By chance, at the same time we were considering this question, a team from the Greater Des Moines Leadership Institute (GDMLI) approached BNIM looking for assistance in the development of their annual service project — a project to design and implement the renovation of a youth enrichment center for a local non-profit, Community Youth Concepts (CYC)

One of the core missions of CYC is to provide volunteer service opportunities for youth, helping them to become engaged and active in their own communities. These service projects stem directly from the interests of the students and are robust programs that are teaching social entrepreneurialism to these young people.

The alignment of the Human Centered Design curriculum with the mission of Community Youth Concepts was uncanny and we immediately signed on. The HCD coursework had challenged us to find new methods of engagement to discover design solutions that were at the deep foundation of the client’s needs.  This meant suspending preconceptions and eschewing common questions of “how big” and “how many” in favor of more open-ended explorations of vision and goals. It also meant engaging as many types of stakeholders as possible in a solution, including the students.
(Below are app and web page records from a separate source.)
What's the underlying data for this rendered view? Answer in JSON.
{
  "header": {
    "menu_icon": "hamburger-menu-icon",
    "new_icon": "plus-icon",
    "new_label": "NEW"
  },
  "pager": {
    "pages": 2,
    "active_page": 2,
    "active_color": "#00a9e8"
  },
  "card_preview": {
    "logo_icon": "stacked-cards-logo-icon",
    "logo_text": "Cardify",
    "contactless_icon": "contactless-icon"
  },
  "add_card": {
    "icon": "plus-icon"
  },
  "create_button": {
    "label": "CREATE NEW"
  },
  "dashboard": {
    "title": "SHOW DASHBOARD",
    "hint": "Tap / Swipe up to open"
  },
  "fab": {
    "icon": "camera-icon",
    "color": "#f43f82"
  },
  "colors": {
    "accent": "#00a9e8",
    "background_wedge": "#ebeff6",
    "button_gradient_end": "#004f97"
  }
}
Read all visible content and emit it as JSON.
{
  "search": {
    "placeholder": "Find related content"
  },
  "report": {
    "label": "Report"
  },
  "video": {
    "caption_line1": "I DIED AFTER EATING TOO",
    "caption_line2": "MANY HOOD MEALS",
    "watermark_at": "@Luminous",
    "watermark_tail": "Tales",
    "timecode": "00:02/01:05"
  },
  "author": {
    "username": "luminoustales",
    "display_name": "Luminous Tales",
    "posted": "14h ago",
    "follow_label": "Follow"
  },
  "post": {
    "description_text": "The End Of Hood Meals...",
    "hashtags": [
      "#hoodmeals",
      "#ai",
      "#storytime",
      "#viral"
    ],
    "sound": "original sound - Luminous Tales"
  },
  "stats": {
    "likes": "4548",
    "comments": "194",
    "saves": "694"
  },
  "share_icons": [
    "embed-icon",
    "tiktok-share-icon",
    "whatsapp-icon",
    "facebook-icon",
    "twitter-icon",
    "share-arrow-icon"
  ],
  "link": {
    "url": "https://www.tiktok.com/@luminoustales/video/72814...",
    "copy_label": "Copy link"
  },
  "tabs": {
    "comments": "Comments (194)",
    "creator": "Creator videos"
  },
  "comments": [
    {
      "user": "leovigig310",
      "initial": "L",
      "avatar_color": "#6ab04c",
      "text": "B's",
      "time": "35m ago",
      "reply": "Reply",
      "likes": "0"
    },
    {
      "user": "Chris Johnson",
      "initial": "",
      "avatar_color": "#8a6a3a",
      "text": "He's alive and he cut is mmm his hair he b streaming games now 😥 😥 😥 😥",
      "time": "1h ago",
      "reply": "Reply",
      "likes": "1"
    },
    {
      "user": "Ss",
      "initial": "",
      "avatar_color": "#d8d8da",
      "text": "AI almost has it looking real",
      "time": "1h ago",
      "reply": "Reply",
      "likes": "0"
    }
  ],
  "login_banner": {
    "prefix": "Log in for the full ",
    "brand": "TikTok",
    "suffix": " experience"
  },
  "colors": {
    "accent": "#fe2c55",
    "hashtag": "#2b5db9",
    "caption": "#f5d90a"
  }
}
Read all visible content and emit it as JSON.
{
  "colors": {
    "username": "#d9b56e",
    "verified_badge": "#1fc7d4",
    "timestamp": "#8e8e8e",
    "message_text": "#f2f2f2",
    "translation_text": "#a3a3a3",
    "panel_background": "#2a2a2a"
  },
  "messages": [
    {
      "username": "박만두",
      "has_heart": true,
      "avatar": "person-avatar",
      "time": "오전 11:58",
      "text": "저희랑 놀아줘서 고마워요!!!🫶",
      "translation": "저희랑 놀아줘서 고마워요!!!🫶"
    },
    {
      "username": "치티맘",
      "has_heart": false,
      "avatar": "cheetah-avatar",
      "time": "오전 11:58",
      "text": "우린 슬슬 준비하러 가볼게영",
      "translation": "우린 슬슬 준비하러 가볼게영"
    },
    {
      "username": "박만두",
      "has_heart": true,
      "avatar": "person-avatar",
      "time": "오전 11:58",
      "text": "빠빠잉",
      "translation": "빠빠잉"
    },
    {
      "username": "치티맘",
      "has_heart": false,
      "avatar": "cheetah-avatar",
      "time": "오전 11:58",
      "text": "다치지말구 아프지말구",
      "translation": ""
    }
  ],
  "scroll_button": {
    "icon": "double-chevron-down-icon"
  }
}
One of the most rewarding and beneficial conversations about the project occurred when our team visited the existing CYC space to engage the students in a brainstorming session. The students, primarily grade school and middle school aged, were encouraged to think and speak freely about their dreams for the new Enrichment Center. BNIM facilitated this process through a combination of sticky notes, whiteboards and model making materials. A key precept of the HCD brainstorming process is to suspend initial judgment of ideas; everything went up on the board, from ice cream machines to hot tubs.

While some of the ideas were fanciful, key concepts rose to the top, leading to more questions and further consideration by the students. Many of these questions, just like the research question BNIM was aswering through the HCD class, began with the phrase “How might we…” How might we create a safe, nurturing environment for youth? How might we encourage kids’ collaboration and creativity?  How might we establish a vibrant and visible destination that is a source of community pride? How might the environment itself serve as a learning and teaching tool?

The design that BNIM developed with the students addressed all of these questions and more. The most salient example centered on the notion developed by the students that the space should combine aspects of both math and art, or “MART” as they called it.  While the relationship of math and art has been a topic of study for ages, it was exciting to hear how the students conceived of this concept that they were discovering and considering for the first time.

An accessible example of math and art is the Fibonacci Sequence, its close cousin the Golden Rectangle, and the appearance of these formulas in the world of art. BNIM employed numerous instances of these ratios artistically throughout the design as elements of learning in the environment. 

The best example of the confluence of math and art developed for CYC exists in the operable screen hanging from the restored tin ceiling. The screen’s material, translucent Plexiglas, is perforated by a pattern following Fermat’s Spiral, which itself is based on the Fibonacci sequence. This basic perforation pattern was then scaled, multiplied and arranged to create a functional work of art. In addition to providing a means to create spatial definition within the larger room, the screen simultaneously creates a visible beacon for the neighborhood while obscuring the computers from passers-by. Further, the screen is a learning and teaching tool that allows circumspection and circumambulation.

The CYC Youth Enrichment Center opened to the public on June 6, 2015 with a well-attended open house that included staff, donors, board members, community leaders and, of course, local youth.  The enthusiasm that greeted its reception was indicative of the important need this space fills in the community. It was illustrative of the powerful effect that design can have when it is deeply committed to an emotional connection and grounded in a generous, human centered purpose.